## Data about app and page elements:
____________
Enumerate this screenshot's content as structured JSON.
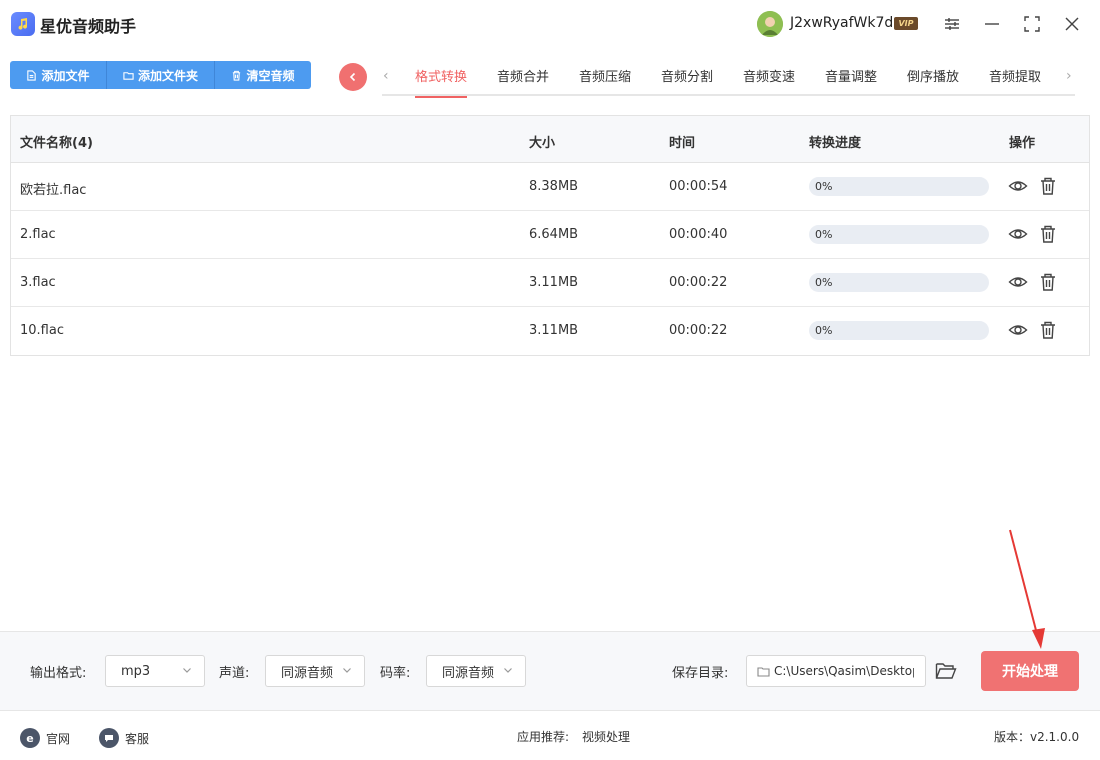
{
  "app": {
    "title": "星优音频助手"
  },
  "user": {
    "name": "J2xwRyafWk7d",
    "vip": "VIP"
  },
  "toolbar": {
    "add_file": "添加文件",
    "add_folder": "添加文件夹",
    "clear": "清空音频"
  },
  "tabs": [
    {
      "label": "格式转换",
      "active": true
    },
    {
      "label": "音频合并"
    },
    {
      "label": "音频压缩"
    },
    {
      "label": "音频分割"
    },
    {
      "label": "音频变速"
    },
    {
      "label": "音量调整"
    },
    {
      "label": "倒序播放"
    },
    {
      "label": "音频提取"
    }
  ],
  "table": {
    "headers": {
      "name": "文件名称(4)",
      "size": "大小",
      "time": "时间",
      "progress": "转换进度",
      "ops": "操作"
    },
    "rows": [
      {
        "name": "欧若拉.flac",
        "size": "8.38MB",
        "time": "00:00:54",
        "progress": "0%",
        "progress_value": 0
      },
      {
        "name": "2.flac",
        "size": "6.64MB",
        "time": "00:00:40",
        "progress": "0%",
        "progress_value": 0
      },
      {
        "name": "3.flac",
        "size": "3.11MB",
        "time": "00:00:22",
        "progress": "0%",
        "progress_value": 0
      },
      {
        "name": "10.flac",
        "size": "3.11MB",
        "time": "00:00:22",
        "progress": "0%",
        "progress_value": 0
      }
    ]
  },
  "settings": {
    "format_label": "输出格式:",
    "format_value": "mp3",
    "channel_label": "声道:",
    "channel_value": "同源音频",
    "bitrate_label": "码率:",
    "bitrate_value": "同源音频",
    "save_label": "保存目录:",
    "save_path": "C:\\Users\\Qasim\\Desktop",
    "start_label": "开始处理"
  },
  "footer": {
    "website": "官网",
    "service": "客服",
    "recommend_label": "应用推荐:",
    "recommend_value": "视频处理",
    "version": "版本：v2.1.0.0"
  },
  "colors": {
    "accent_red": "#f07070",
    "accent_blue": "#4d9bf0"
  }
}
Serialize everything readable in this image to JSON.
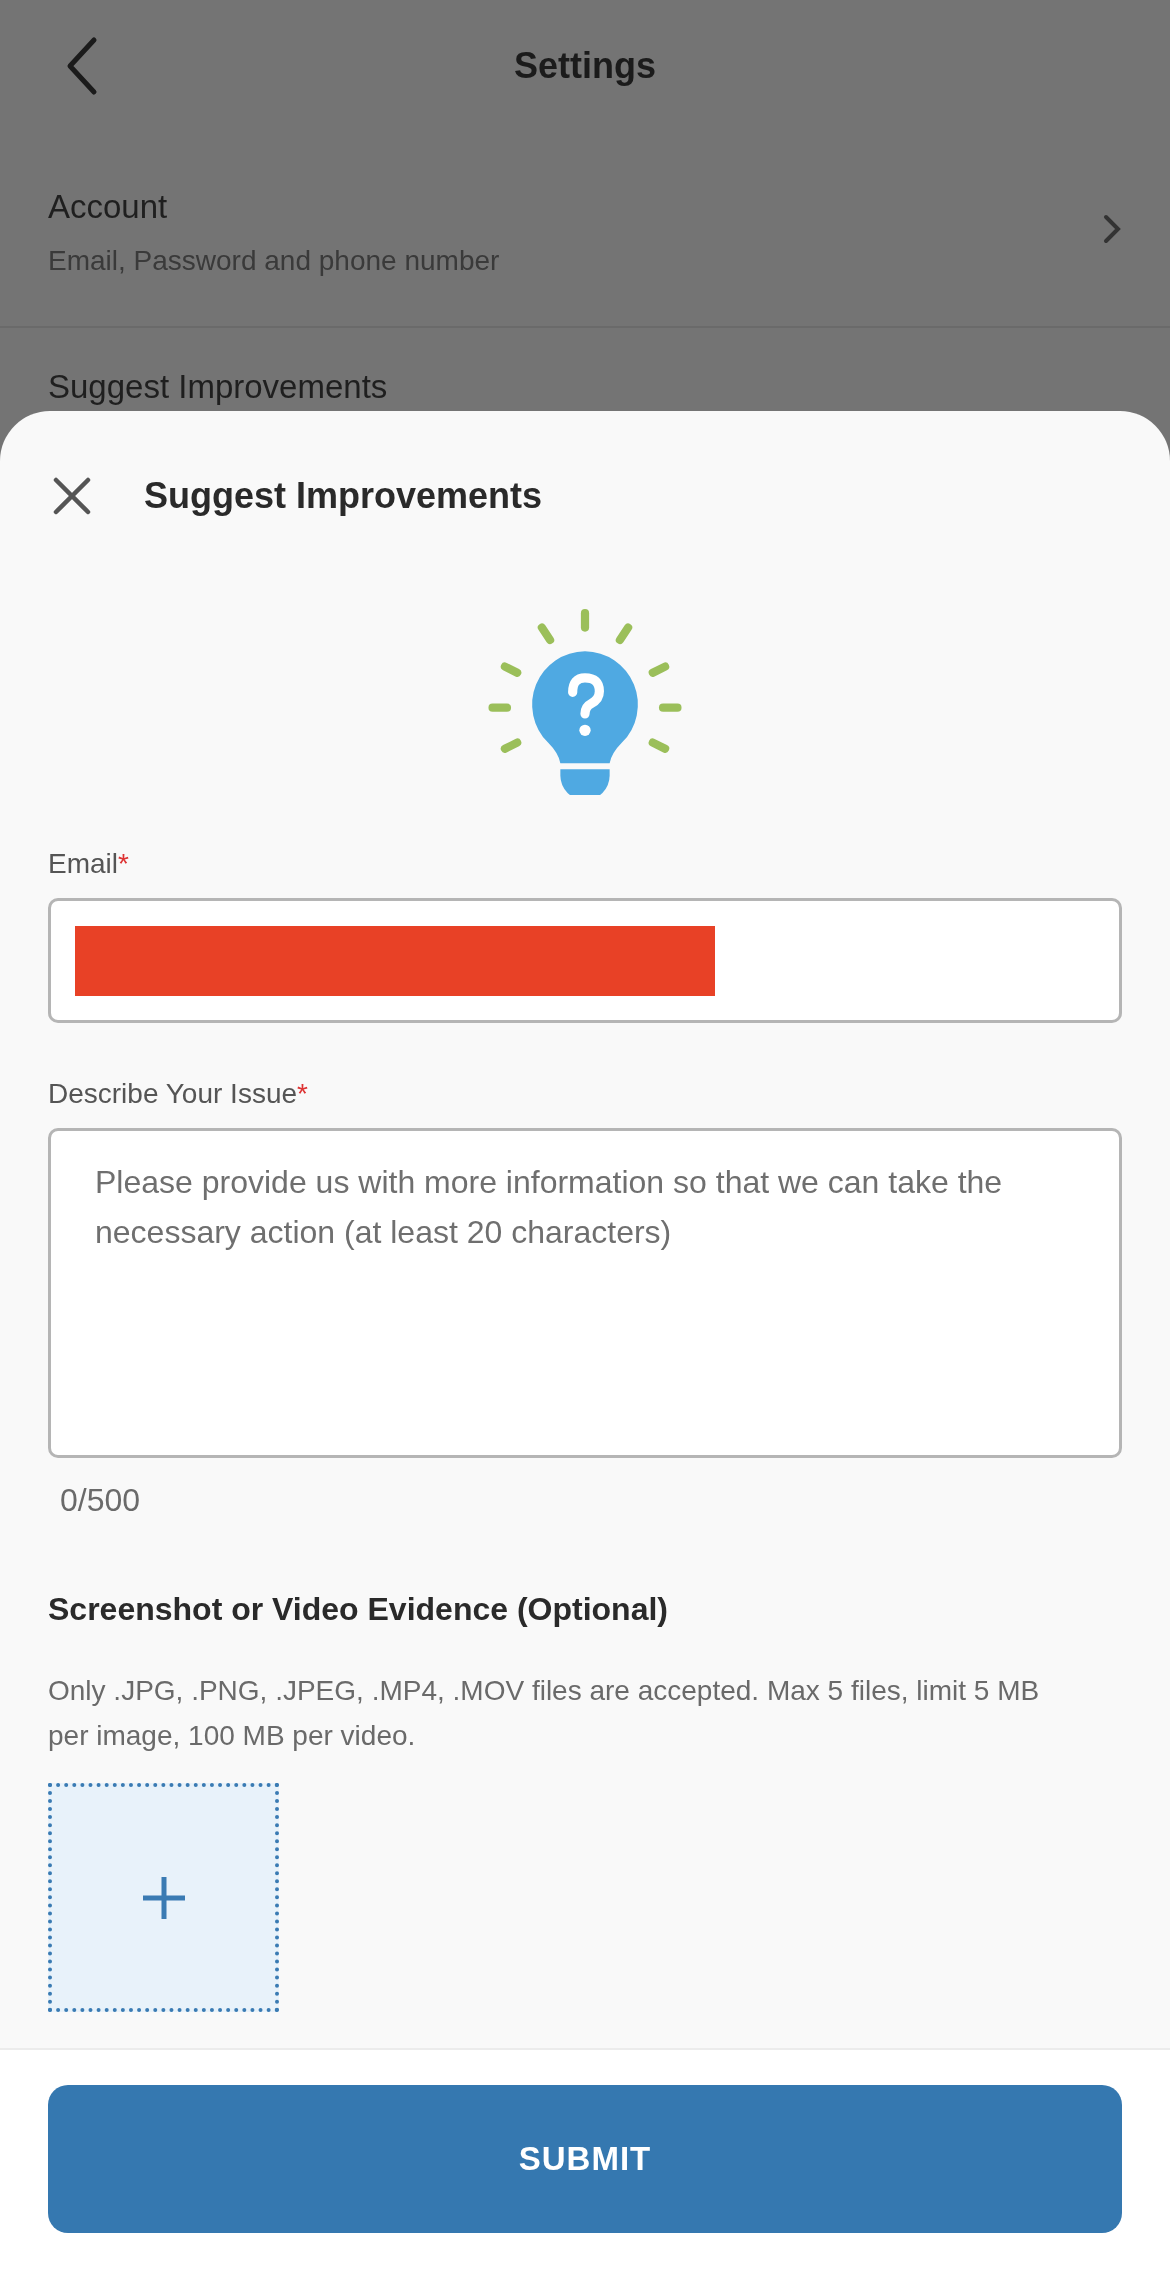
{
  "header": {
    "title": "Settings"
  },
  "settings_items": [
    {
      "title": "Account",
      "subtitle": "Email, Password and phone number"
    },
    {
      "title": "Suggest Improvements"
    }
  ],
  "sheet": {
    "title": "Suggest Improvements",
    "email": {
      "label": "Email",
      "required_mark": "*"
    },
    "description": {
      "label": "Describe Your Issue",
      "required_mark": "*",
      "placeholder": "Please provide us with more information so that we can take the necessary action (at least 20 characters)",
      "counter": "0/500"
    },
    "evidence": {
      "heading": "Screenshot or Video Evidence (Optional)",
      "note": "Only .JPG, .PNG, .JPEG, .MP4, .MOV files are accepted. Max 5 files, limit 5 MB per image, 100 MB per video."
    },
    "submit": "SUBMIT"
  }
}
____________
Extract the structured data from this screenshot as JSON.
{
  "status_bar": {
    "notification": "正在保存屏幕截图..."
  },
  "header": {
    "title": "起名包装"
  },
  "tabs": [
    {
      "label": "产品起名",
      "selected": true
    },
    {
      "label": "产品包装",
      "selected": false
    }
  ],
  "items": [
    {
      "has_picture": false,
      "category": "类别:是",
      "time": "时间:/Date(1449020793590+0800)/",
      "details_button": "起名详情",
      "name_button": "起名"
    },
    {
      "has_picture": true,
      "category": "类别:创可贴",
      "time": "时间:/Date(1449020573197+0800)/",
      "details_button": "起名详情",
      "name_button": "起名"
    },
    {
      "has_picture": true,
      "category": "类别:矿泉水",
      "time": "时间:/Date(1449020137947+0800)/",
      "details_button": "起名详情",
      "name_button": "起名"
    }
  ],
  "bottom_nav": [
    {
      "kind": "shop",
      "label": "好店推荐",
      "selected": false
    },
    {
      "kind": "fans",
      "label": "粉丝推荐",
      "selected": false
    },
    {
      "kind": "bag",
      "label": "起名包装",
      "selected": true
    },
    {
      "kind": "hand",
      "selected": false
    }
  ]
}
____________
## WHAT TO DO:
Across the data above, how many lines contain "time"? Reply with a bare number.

## SOLUTION TO THIS TASK:
8